Work instructions — The expected output is every entry, repeated word for word.

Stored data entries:
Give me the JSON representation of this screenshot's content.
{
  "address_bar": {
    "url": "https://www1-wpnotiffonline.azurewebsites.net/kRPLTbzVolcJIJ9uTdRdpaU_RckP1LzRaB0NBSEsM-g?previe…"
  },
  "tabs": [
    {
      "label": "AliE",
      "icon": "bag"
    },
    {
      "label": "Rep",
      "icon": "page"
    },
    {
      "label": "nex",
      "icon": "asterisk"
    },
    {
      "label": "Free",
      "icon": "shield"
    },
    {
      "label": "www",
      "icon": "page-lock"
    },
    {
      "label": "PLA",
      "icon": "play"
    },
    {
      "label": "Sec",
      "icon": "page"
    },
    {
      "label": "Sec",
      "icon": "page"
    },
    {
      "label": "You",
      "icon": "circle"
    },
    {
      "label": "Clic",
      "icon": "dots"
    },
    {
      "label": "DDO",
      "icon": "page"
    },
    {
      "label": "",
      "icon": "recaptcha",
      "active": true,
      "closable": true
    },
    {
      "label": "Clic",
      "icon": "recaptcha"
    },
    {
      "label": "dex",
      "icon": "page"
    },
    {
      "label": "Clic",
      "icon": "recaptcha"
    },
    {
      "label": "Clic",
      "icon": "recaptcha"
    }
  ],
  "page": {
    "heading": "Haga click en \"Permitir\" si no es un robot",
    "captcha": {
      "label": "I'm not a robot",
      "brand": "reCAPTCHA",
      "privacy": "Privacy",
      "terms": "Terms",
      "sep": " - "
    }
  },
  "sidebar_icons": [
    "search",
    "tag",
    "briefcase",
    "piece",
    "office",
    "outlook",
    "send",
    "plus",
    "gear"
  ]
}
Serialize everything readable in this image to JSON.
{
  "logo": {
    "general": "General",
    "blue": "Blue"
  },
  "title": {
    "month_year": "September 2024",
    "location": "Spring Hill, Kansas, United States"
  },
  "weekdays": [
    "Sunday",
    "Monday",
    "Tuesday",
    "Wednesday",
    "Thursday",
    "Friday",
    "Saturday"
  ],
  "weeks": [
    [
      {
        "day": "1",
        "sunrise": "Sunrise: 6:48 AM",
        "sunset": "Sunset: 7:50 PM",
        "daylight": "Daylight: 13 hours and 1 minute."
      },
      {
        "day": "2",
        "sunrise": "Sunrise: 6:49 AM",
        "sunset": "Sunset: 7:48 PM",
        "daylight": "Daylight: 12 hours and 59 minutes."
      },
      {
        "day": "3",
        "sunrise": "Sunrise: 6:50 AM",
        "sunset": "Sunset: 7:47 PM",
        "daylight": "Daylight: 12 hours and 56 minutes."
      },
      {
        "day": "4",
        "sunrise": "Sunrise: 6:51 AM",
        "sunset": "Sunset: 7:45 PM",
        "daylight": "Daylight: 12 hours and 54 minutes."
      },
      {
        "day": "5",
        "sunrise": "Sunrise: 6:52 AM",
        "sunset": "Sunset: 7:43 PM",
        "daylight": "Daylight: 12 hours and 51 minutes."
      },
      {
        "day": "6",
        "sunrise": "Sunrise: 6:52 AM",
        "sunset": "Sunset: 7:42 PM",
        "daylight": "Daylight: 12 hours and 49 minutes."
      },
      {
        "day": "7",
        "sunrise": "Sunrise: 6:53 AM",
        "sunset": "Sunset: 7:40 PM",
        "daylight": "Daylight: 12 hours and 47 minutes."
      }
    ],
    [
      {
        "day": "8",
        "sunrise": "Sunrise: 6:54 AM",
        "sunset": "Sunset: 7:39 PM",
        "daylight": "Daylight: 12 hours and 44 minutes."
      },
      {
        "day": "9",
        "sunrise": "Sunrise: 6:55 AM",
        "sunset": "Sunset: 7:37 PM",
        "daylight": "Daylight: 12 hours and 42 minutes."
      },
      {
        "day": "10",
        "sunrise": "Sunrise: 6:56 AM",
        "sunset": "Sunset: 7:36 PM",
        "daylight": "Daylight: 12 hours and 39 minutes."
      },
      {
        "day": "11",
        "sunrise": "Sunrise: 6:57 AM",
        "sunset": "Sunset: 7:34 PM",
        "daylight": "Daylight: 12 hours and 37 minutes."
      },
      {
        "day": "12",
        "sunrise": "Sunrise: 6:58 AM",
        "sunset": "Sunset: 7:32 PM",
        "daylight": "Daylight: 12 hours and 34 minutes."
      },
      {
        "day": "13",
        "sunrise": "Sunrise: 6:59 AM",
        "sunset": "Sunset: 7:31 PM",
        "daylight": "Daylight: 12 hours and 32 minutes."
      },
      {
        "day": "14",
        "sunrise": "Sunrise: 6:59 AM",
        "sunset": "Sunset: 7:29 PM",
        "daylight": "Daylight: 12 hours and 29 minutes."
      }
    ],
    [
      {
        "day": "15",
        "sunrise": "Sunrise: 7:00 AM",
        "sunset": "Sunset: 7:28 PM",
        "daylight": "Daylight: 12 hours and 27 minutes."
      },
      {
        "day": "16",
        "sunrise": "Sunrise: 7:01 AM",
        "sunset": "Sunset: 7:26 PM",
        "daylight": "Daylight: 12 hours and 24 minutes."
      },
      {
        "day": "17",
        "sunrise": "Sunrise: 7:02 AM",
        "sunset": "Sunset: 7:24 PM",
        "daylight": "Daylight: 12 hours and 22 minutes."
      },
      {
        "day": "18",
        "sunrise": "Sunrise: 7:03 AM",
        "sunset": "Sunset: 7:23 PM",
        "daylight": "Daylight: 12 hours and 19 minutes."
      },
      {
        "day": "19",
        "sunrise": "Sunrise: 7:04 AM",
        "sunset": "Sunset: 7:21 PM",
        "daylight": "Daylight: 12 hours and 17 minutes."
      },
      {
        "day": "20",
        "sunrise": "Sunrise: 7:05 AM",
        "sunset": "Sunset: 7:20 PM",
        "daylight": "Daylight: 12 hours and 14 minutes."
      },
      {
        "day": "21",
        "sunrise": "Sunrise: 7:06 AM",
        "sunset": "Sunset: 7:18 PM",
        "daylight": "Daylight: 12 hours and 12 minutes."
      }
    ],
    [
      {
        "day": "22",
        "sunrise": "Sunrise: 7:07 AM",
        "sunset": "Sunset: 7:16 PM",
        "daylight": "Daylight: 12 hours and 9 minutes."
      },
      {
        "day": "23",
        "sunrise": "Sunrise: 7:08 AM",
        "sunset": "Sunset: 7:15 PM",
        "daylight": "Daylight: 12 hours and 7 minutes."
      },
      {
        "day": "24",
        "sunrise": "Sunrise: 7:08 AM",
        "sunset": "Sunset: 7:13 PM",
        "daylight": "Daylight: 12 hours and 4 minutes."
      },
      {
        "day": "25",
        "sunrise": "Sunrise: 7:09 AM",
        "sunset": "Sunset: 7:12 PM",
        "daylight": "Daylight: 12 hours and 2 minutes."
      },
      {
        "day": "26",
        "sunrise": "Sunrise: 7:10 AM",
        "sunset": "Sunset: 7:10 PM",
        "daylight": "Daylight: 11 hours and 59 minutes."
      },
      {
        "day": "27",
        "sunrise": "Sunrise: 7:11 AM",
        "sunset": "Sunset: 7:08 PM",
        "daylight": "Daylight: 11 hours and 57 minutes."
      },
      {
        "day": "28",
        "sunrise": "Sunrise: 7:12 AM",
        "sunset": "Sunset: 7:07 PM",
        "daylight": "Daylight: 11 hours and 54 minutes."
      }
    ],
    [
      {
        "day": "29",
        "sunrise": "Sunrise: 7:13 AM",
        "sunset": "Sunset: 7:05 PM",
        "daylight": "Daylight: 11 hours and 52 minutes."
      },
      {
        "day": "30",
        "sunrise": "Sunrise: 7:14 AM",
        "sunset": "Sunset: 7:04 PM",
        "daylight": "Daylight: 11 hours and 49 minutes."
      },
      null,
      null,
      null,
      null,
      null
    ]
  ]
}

Response below —
Give me the JSON representation of this screenshot's content.
{
  "address_bar": {
    "url": "https://www1-wpnotiffonline.azurewebsites.net/kRPLTbzVolcJIJ9uTdRdpaU_RckP1LzRaB0NBSEsM-g?previe…"
  },
  "tabs": [
    {
      "label": "AliE",
      "icon": "bag"
    },
    {
      "label": "Rep",
      "icon": "page"
    },
    {
      "label": "nex",
      "icon": "asterisk"
    },
    {
      "label": "Free",
      "icon": "shield"
    },
    {
      "label": "www",
      "icon": "page-lock"
    },
    {
      "label": "PLA",
      "icon": "play"
    },
    {
      "label": "Sec",
      "icon": "page"
    },
    {
      "label": "Sec",
      "icon": "page"
    },
    {
      "label": "You",
      "icon": "circle"
    },
    {
      "label": "Clic",
      "icon": "dots"
    },
    {
      "label": "DDO",
      "icon": "page"
    },
    {
      "label": "",
      "icon": "recaptcha",
      "active": true,
      "closable": true
    },
    {
      "label": "Clic",
      "icon": "recaptcha"
    },
    {
      "label": "dex",
      "icon": "page"
    },
    {
      "label": "Clic",
      "icon": "recaptcha"
    },
    {
      "label": "Clic",
      "icon": "recaptcha"
    }
  ],
  "page": {
    "heading": "Haga click en \"Permitir\" si no es un robot",
    "captcha": {
      "label": "I'm not a robot",
      "brand": "reCAPTCHA",
      "privacy": "Privacy",
      "terms": "Terms",
      "sep": " - "
    }
  },
  "sidebar_icons": [
    "search",
    "tag",
    "briefcase",
    "piece",
    "office",
    "outlook",
    "send",
    "plus",
    "gear"
  ]
}
Serialize everything readable in this image to JSON.
{
  "logo": {
    "general": "General",
    "blue": "Blue"
  },
  "title": {
    "month_year": "September 2024",
    "location": "Spring Hill, Kansas, United States"
  },
  "weekdays": [
    "Sunday",
    "Monday",
    "Tuesday",
    "Wednesday",
    "Thursday",
    "Friday",
    "Saturday"
  ],
  "weeks": [
    [
      {
        "day": "1",
        "sunrise": "Sunrise: 6:48 AM",
        "sunset": "Sunset: 7:50 PM",
        "daylight": "Daylight: 13 hours and 1 minute."
      },
      {
        "day": "2",
        "sunrise": "Sunrise: 6:49 AM",
        "sunset": "Sunset: 7:48 PM",
        "daylight": "Daylight: 12 hours and 59 minutes."
      },
      {
        "day": "3",
        "sunrise": "Sunrise: 6:50 AM",
        "sunset": "Sunset: 7:47 PM",
        "daylight": "Daylight: 12 hours and 56 minutes."
      },
      {
        "day": "4",
        "sunrise": "Sunrise: 6:51 AM",
        "sunset": "Sunset: 7:45 PM",
        "daylight": "Daylight: 12 hours and 54 minutes."
      },
      {
        "day": "5",
        "sunrise": "Sunrise: 6:52 AM",
        "sunset": "Sunset: 7:43 PM",
        "daylight": "Daylight: 12 hours and 51 minutes."
      },
      {
        "day": "6",
        "sunrise": "Sunrise: 6:52 AM",
        "sunset": "Sunset: 7:42 PM",
        "daylight": "Daylight: 12 hours and 49 minutes."
      },
      {
        "day": "7",
        "sunrise": "Sunrise: 6:53 AM",
        "sunset": "Sunset: 7:40 PM",
        "daylight": "Daylight: 12 hours and 47 minutes."
      }
    ],
    [
      {
        "day": "8",
        "sunrise": "Sunrise: 6:54 AM",
        "sunset": "Sunset: 7:39 PM",
        "daylight": "Daylight: 12 hours and 44 minutes."
      },
      {
        "day": "9",
        "sunrise": "Sunrise: 6:55 AM",
        "sunset": "Sunset: 7:37 PM",
        "daylight": "Daylight: 12 hours and 42 minutes."
      },
      {
        "day": "10",
        "sunrise": "Sunrise: 6:56 AM",
        "sunset": "Sunset: 7:36 PM",
        "daylight": "Daylight: 12 hours and 39 minutes."
      },
      {
        "day": "11",
        "sunrise": "Sunrise: 6:57 AM",
        "sunset": "Sunset: 7:34 PM",
        "daylight": "Daylight: 12 hours and 37 minutes."
      },
      {
        "day": "12",
        "sunrise": "Sunrise: 6:58 AM",
        "sunset": "Sunset: 7:32 PM",
        "daylight": "Daylight: 12 hours and 34 minutes."
      },
      {
        "day": "13",
        "sunrise": "Sunrise: 6:59 AM",
        "sunset": "Sunset: 7:31 PM",
        "daylight": "Daylight: 12 hours and 32 minutes."
      },
      {
        "day": "14",
        "sunrise": "Sunrise: 6:59 AM",
        "sunset": "Sunset: 7:29 PM",
        "daylight": "Daylight: 12 hours and 29 minutes."
      }
    ],
    [
      {
        "day": "15",
        "sunrise": "Sunrise: 7:00 AM",
        "sunset": "Sunset: 7:28 PM",
        "daylight": "Daylight: 12 hours and 27 minutes."
      },
      {
        "day": "16",
        "sunrise": "Sunrise: 7:01 AM",
        "sunset": "Sunset: 7:26 PM",
        "daylight": "Daylight: 12 hours and 24 minutes."
      },
      {
        "day": "17",
        "sunrise": "Sunrise: 7:02 AM",
        "sunset": "Sunset: 7:24 PM",
        "daylight": "Daylight: 12 hours and 22 minutes."
      },
      {
        "day": "18",
        "sunrise": "Sunrise: 7:03 AM",
        "sunset": "Sunset: 7:23 PM",
        "daylight": "Daylight: 12 hours and 19 minutes."
      },
      {
        "day": "19",
        "sunrise": "Sunrise: 7:04 AM",
        "sunset": "Sunset: 7:21 PM",
        "daylight": "Daylight: 12 hours and 17 minutes."
      },
      {
        "day": "20",
        "sunrise": "Sunrise: 7:05 AM",
        "sunset": "Sunset: 7:20 PM",
        "daylight": "Daylight: 12 hours and 14 minutes."
      },
      {
        "day": "21",
        "sunrise": "Sunrise: 7:06 AM",
        "sunset": "Sunset: 7:18 PM",
        "daylight": "Daylight: 12 hours and 12 minutes."
      }
    ],
    [
      {
        "day": "22",
        "sunrise": "Sunrise: 7:07 AM",
        "sunset": "Sunset: 7:16 PM",
        "daylight": "Daylight: 12 hours and 9 minutes."
      },
      {
        "day": "23",
        "sunrise": "Sunrise: 7:08 AM",
        "sunset": "Sunset: 7:15 PM",
        "daylight": "Daylight: 12 hours and 7 minutes."
      },
      {
        "day": "24",
        "sunrise": "Sunrise: 7:08 AM",
        "sunset": "Sunset: 7:13 PM",
        "daylight": "Daylight: 12 hours and 4 minutes."
      },
      {
        "day": "25",
        "sunrise": "Sunrise: 7:09 AM",
        "sunset": "Sunset: 7:12 PM",
        "daylight": "Daylight: 12 hours and 2 minutes."
      },
      {
        "day": "26",
        "sunrise": "Sunrise: 7:10 AM",
        "sunset": "Sunset: 7:10 PM",
        "daylight": "Daylight: 11 hours and 59 minutes."
      },
      {
        "day": "27",
        "sunrise": "Sunrise: 7:11 AM",
        "sunset": "Sunset: 7:08 PM",
        "daylight": "Daylight: 11 hours and 57 minutes."
      },
      {
        "day": "28",
        "sunrise": "Sunrise: 7:12 AM",
        "sunset": "Sunset: 7:07 PM",
        "daylight": "Daylight: 11 hours and 54 minutes."
      }
    ],
    [
      {
        "day": "29",
        "sunrise": "Sunrise: 7:13 AM",
        "sunset": "Sunset: 7:05 PM",
        "daylight": "Daylight: 11 hours and 52 minutes."
      },
      {
        "day": "30",
        "sunrise": "Sunrise: 7:14 AM",
        "sunset": "Sunset: 7:04 PM",
        "daylight": "Daylight: 11 hours and 49 minutes."
      },
      null,
      null,
      null,
      null,
      null
    ]
  ]
}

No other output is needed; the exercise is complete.